Petersen’s script introduces us to a trio of characters who could all be the typical hero in their own film. There’s the dorky guy, Kevin (Thomas Petersen), the cool loner, Jeff (Andreas Petersen), and the punky “final girl”, Natalie (Katie Maguire). Though the dialogue is sometimes a little rough and the voice-acting leaves a lot to be desired, each of these kids are worthy of rooting for. Maybe we don’t expect the sometimes obnoxiously, too polite Kevin to be a dick, but Jeff and Natalie are given plenty of opportunity to demean or insult the others, yet they never do. Instead, the filmmakers present a group of kids, all of them outcasts in their own right, who lift each other up instead of tearing one another down, an endearing trait which most horror fans will enjoy, since we’ve all likely experienced being outcasts ourselves thanks to our fandom. Also refreshing is that none of these kids are trying to bone each other, and are instead just allowed to be friends, which is something we don’t get enough of in the genre when both sexes are involved.
The filmmakers give each of these characters a unique place in the world which separates them from the rest of society, mainly through their fandoms. Whether it’s Kevin’s horror obsession, as we first find him reading “Monstar Magazine”, Jeff’s passion for videogames, or Natalie’s love of indie music, there’s a little something in Attack of the Demons for all sorts of fans. There’s something beautiful in the idea that, even though different fandoms separate these characters, with all three ending up somewhere by themselves, such as Kevin at a little theater showing an old Italian horror flick, it’s when the outside world-in the form of hordes of ugly demons-attacks that they come together. It’s as if Attack of the Demons is trying to tell us all to get our shit together and stop bickering online, that we’re stronger together through our fandoms and different tastes than we are in disparaging them for it, which is an inspiring message that brings a ton of heart to the film.

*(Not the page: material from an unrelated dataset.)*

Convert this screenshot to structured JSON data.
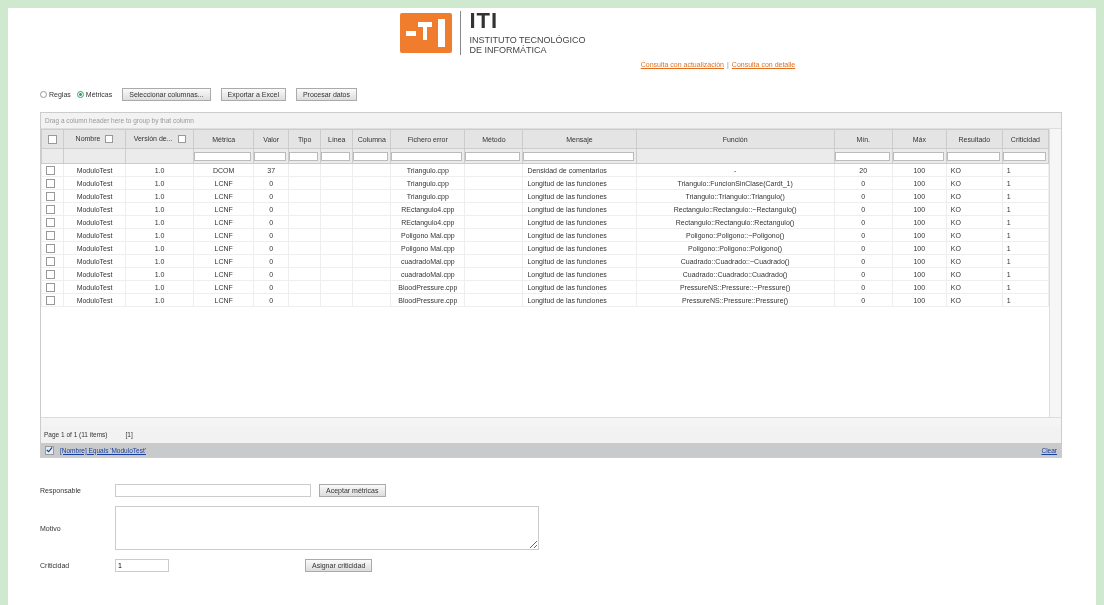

Attack of the Demons has great characters, but what it’s exceptionally good at is blowing our minds with enough cartoon monster carnage to satisfy even the most hardcore horror fans. Taking cues from Night of the Demons, The Thing, Ghostbusters 2, and a whole host of others, Attack of the Demons is filled to the brim with inspired monsters which infect others through some nasty goo-spitting. You may hear animated and think Attack of the Demons is for kids, but Power dives headfirst into the body horror elements of the story, presenting tons of nasty shit that will make your jaw fall off. People fuse together, monstrous fox heads hang from human chests, and all sorts of other abominations walk the streets, including demonic bears, owls, and more. I feel confident in saying that if Attack of the Demons were a live action film, it would rival The Thing in terms of glorious creature FX. Without the restrictions of live action, Power is free to introduce as many different looks for the monsters as he can. This is a horror film made by horror fans for horror fans. You’ll have a blast watching these gross fiends wreak havoc on our heroes.
This is gore-soaked horror with a videogame style sense of adventure perfect for the whole family. And I genuinely mean that. Power has created a film that may not necessarily be for kids, but works as a wonderful introduction to more sinister stuff for tykes that have moved past the Paranormans of the world and are interested in something a bit more horrific. And like the best animated films, Attack of the Demons is one that, despite all of the nastiness, still manages to hit you right in that red weak spot, the heart.
Attack of the Demons spits toxic demon crap on the idea that animated films are just for kids. Give this one a watch, and learn the hardcore power of, er, Eric Power.
By Matt Konopka